**Exercise brief**
Line by line, copy the listing below exactly.

**Data records**
.....
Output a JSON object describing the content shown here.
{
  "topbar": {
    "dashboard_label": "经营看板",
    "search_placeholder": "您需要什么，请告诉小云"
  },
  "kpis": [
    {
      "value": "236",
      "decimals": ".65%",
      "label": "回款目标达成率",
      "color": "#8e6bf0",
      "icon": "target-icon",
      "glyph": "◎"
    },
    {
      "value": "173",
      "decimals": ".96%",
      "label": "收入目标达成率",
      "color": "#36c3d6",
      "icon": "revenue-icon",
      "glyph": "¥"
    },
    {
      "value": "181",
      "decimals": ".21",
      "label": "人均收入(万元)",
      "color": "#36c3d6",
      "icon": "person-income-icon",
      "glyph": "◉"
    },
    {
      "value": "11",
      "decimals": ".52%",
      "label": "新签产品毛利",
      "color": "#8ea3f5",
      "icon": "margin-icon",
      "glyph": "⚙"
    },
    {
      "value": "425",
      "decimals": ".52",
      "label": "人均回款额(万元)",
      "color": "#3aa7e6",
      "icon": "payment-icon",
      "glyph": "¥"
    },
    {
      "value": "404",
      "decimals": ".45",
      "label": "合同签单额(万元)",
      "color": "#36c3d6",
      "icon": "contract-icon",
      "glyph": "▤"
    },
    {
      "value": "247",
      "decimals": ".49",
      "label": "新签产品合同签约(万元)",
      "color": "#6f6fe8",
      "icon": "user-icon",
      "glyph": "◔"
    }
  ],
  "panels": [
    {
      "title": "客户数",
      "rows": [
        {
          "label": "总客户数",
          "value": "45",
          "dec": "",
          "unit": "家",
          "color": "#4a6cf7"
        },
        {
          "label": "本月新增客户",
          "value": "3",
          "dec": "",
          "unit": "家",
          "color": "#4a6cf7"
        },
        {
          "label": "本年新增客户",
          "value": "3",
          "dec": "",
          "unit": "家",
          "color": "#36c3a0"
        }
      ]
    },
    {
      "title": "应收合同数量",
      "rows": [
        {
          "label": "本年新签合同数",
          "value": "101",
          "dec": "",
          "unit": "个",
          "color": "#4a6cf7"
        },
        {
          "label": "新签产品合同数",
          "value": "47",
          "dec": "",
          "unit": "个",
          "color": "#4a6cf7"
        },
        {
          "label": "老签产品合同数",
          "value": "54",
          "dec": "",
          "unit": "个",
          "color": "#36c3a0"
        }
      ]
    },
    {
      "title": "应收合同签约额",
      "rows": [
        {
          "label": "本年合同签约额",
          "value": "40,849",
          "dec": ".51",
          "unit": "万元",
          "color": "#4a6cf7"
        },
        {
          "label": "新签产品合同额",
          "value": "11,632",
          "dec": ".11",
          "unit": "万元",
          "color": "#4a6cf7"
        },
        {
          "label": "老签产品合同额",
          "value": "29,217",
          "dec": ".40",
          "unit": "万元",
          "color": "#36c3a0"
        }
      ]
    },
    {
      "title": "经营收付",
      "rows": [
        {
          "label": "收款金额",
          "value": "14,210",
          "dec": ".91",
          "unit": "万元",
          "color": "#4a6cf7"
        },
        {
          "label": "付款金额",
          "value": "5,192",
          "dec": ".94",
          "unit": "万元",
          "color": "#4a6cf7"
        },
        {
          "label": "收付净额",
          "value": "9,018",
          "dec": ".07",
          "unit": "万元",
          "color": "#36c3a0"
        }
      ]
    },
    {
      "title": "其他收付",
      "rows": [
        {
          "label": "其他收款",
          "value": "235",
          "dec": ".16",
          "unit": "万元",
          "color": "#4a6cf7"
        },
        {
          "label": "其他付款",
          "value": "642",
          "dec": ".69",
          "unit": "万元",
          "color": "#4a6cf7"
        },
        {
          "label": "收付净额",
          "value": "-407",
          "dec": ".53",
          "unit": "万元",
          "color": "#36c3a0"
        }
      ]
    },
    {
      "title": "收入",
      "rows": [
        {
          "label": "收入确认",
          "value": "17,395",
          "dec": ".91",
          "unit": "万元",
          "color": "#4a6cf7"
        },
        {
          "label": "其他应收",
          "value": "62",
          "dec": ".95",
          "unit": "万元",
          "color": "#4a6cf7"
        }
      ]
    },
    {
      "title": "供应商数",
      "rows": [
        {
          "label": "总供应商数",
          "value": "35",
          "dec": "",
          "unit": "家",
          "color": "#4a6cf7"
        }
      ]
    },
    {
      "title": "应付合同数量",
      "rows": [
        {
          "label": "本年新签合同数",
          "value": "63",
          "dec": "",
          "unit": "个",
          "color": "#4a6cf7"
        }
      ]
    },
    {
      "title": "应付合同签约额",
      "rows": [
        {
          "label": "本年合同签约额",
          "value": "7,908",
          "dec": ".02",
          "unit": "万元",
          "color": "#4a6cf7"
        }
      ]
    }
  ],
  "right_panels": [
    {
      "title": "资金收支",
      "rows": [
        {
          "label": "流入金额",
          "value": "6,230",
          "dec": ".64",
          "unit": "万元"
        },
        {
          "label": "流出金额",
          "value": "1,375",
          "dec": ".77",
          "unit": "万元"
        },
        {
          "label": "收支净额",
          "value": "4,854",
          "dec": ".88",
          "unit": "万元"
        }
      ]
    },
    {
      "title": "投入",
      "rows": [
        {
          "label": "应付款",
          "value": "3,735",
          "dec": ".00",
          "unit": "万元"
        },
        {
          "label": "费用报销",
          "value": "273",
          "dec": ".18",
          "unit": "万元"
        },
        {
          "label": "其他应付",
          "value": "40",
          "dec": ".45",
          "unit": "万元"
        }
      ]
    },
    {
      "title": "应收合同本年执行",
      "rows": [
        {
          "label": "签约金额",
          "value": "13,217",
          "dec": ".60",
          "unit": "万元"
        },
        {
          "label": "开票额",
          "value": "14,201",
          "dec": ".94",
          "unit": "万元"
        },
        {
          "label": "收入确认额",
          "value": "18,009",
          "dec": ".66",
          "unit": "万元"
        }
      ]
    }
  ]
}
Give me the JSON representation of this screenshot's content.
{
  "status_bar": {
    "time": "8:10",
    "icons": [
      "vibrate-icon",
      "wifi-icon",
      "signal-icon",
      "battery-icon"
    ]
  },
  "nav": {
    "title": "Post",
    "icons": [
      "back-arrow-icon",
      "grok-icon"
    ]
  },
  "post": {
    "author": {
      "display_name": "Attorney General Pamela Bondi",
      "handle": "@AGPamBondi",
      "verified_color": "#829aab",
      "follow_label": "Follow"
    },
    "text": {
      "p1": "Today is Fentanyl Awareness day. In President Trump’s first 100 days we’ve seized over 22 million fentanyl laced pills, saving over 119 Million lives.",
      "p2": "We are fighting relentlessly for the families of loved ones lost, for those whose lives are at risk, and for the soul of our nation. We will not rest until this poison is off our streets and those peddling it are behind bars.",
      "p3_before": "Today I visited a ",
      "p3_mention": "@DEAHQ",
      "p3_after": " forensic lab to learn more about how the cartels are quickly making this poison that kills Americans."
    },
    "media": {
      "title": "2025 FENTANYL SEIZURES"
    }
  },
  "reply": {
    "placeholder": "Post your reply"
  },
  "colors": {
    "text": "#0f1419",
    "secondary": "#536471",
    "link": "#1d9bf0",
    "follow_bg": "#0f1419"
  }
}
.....
**Written answer**
Output a JSON object describing the content shown here.
{
  "topbar": {
    "dashboard_label": "经营看板",
    "search_placeholder": "您需要什么，请告诉小云"
  },
  "kpis": [
    {
      "value": "236",
      "decimals": ".65%",
      "label": "回款目标达成率",
      "color": "#8e6bf0",
      "icon": "target-icon",
      "glyph": "◎"
    },
    {
      "value": "173",
      "decimals": ".96%",
      "label": "收入目标达成率",
      "color": "#36c3d6",
      "icon": "revenue-icon",
      "glyph": "¥"
    },
    {
      "value": "181",
      "decimals": ".21",
      "label": "人均收入(万元)",
      "color": "#36c3d6",
      "icon": "person-income-icon",
      "glyph": "◉"
    },
    {
      "value": "11",
      "decimals": ".52%",
      "label": "新签产品毛利",
      "color": "#8ea3f5",
      "icon": "margin-icon",
      "glyph": "⚙"
    },
    {
      "value": "425",
      "decimals": ".52",
      "label": "人均回款额(万元)",
      "color": "#3aa7e6",
      "icon": "payment-icon",
      "glyph": "¥"
    },
    {
      "value": "404",
      "decimals": ".45",
      "label": "合同签单额(万元)",
      "color": "#36c3d6",
      "icon": "contract-icon",
      "glyph": "▤"
    },
    {
      "value": "247",
      "decimals": ".49",
      "label": "新签产品合同签约(万元)",
      "color": "#6f6fe8",
      "icon": "user-icon",
      "glyph": "◔"
    }
  ],
  "panels": [
    {
      "title": "客户数",
      "rows": [
        {
          "label": "总客户数",
          "value": "45",
          "dec": "",
          "unit": "家",
          "color": "#4a6cf7"
        },
        {
          "label": "本月新增客户",
          "value": "3",
          "dec": "",
          "unit": "家",
          "color": "#4a6cf7"
        },
        {
          "label": "本年新增客户",
          "value": "3",
          "dec": "",
          "unit": "家",
          "color": "#36c3a0"
        }
      ]
    },
    {
      "title": "应收合同数量",
      "rows": [
        {
          "label": "本年新签合同数",
          "value": "101",
          "dec": "",
          "unit": "个",
          "color": "#4a6cf7"
        },
        {
          "label": "新签产品合同数",
          "value": "47",
          "dec": "",
          "unit": "个",
          "color": "#4a6cf7"
        },
        {
          "label": "老签产品合同数",
          "value": "54",
          "dec": "",
          "unit": "个",
          "color": "#36c3a0"
        }
      ]
    },
    {
      "title": "应收合同签约额",
      "rows": [
        {
          "label": "本年合同签约额",
          "value": "40,849",
          "dec": ".51",
          "unit": "万元",
          "color": "#4a6cf7"
        },
        {
          "label": "新签产品合同额",
          "value": "11,632",
          "dec": ".11",
          "unit": "万元",
          "color": "#4a6cf7"
        },
        {
          "label": "老签产品合同额",
          "value": "29,217",
          "dec": ".40",
          "unit": "万元",
          "color": "#36c3a0"
        }
      ]
    },
    {
      "title": "经营收付",
      "rows": [
        {
          "label": "收款金额",
          "value": "14,210",
          "dec": ".91",
          "unit": "万元",
          "color": "#4a6cf7"
        },
        {
          "label": "付款金额",
          "value": "5,192",
          "dec": ".94",
          "unit": "万元",
          "color": "#4a6cf7"
        },
        {
          "label": "收付净额",
          "value": "9,018",
          "dec": ".07",
          "unit": "万元",
          "color": "#36c3a0"
        }
      ]
    },
    {
      "title": "其他收付",
      "rows": [
        {
          "label": "其他收款",
          "value": "235",
          "dec": ".16",
          "unit": "万元",
          "color": "#4a6cf7"
        },
        {
          "label": "其他付款",
          "value": "642",
          "dec": ".69",
          "unit": "万元",
          "color": "#4a6cf7"
        },
        {
          "label": "收付净额",
          "value": "-407",
          "dec": ".53",
          "unit": "万元",
          "color": "#36c3a0"
        }
      ]
    },
    {
      "title": "收入",
      "rows": [
        {
          "label": "收入确认",
          "value": "17,395",
          "dec": ".91",
          "unit": "万元",
          "color": "#4a6cf7"
        },
        {
          "label": "其他应收",
          "value": "62",
          "dec": ".95",
          "unit": "万元",
          "color": "#4a6cf7"
        }
      ]
    },
    {
      "title": "供应商数",
      "rows": [
        {
          "label": "总供应商数",
          "value": "35",
          "dec": "",
          "unit": "家",
          "color": "#4a6cf7"
        }
      ]
    },
    {
      "title": "应付合同数量",
      "rows": [
        {
          "label": "本年新签合同数",
          "value": "63",
          "dec": "",
          "unit": "个",
          "color": "#4a6cf7"
        }
      ]
    },
    {
      "title": "应付合同签约额",
      "rows": [
        {
          "label": "本年合同签约额",
          "value": "7,908",
          "dec": ".02",
          "unit": "万元",
          "color": "#4a6cf7"
        }
      ]
    }
  ],
  "right_panels": [
    {
      "title": "资金收支",
      "rows": [
        {
          "label": "流入金额",
          "value": "6,230",
          "dec": ".64",
          "unit": "万元"
        },
        {
          "label": "流出金额",
          "value": "1,375",
          "dec": ".77",
          "unit": "万元"
        },
        {
          "label": "收支净额",
          "value": "4,854",
          "dec": ".88",
          "unit": "万元"
        }
      ]
    },
    {
      "title": "投入",
      "rows": [
        {
          "label": "应付款",
          "value": "3,735",
          "dec": ".00",
          "unit": "万元"
        },
        {
          "label": "费用报销",
          "value": "273",
          "dec": ".18",
          "unit": "万元"
        },
        {
          "label": "其他应付",
          "value": "40",
          "dec": ".45",
          "unit": "万元"
        }
      ]
    },
    {
      "title": "应收合同本年执行",
      "rows": [
        {
          "label": "签约金额",
          "value": "13,217",
          "dec": ".60",
          "unit": "万元"
        },
        {
          "label": "开票额",
          "value": "14,201",
          "dec": ".94",
          "unit": "万元"
        },
        {
          "label": "收入确认额",
          "value": "18,009",
          "dec": ".66",
          "unit": "万元"
        }
      ]
    }
  ]
}
Give me the JSON representation of this screenshot's content.
{
  "status_bar": {
    "time": "8:10",
    "icons": [
      "vibrate-icon",
      "wifi-icon",
      "signal-icon",
      "battery-icon"
    ]
  },
  "nav": {
    "title": "Post",
    "icons": [
      "back-arrow-icon",
      "grok-icon"
    ]
  },
  "post": {
    "author": {
      "display_name": "Attorney General Pamela Bondi",
      "handle": "@AGPamBondi",
      "verified_color": "#829aab",
      "follow_label": "Follow"
    },
    "text": {
      "p1": "Today is Fentanyl Awareness day. In President Trump’s first 100 days we’ve seized over 22 million fentanyl laced pills, saving over 119 Million lives.",
      "p2": "We are fighting relentlessly for the families of loved ones lost, for those whose lives are at risk, and for the soul of our nation. We will not rest until this poison is off our streets and those peddling it are behind bars.",
      "p3_before": "Today I visited a ",
      "p3_mention": "@DEAHQ",
      "p3_after": " forensic lab to learn more about how the cartels are quickly making this poison that kills Americans."
    },
    "media": {
      "title": "2025 FENTANYL SEIZURES"
    }
  },
  "reply": {
    "placeholder": "Post your reply"
  },
  "colors": {
    "text": "#0f1419",
    "secondary": "#536471",
    "link": "#1d9bf0",
    "follow_bg": "#0f1419"
  }
}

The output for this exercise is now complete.